For every line of the material below, check for the string "from" and return the line if it is there.

══════════════════════════════

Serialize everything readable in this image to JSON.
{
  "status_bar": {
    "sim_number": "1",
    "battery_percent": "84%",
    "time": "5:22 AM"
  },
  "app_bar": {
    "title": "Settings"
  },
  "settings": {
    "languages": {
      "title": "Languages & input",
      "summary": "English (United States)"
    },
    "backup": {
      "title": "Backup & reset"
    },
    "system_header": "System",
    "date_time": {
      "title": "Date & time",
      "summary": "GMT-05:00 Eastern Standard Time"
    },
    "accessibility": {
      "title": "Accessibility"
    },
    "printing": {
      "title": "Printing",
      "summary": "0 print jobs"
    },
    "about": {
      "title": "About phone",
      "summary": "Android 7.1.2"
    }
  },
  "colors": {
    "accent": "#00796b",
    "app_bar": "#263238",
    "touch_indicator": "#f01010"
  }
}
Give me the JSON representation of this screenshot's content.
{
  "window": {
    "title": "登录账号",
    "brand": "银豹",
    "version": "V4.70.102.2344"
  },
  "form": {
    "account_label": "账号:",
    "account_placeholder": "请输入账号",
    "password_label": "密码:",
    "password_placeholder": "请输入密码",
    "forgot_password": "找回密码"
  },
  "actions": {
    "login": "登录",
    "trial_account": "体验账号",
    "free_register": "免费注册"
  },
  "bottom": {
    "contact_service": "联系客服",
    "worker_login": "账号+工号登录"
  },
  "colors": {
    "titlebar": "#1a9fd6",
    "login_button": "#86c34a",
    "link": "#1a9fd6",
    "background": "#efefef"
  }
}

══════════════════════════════

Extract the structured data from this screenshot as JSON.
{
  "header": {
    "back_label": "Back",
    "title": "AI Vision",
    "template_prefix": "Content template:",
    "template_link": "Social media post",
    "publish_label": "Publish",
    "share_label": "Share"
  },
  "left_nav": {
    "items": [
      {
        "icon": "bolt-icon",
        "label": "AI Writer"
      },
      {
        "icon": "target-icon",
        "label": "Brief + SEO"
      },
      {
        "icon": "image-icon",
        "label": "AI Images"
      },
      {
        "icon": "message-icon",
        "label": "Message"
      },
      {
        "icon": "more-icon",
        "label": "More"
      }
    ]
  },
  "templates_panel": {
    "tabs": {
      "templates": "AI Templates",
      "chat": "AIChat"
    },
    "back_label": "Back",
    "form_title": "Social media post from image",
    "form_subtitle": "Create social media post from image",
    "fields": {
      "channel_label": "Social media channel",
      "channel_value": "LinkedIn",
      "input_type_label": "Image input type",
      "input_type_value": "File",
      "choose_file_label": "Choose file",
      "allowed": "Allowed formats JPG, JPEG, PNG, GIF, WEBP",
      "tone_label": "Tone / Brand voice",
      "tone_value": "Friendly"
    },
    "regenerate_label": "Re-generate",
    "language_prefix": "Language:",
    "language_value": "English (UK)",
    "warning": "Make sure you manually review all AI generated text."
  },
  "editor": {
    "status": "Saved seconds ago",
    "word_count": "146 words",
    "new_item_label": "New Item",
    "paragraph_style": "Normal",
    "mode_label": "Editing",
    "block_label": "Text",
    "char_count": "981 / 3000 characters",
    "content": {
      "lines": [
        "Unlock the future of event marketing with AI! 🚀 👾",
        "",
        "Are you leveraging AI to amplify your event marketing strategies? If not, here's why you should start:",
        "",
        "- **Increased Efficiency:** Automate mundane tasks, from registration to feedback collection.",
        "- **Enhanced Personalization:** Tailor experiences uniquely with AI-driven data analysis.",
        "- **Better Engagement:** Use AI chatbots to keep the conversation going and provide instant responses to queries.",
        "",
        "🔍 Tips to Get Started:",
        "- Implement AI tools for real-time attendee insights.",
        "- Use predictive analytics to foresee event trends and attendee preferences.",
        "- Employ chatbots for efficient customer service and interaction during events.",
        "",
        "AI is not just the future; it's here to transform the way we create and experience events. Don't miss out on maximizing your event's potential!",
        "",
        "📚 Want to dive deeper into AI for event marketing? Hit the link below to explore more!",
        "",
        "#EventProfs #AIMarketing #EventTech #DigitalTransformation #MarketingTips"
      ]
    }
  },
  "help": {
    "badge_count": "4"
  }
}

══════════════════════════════

EXERCISE RESPONSE |
Extract the structured data from this screenshot as JSON.
    "form_title": "Social media post from image",
    "form_subtitle": "Create social media post from image",
        "- **Increased Efficiency:** Automate mundane tasks, from registration to feedback collection.",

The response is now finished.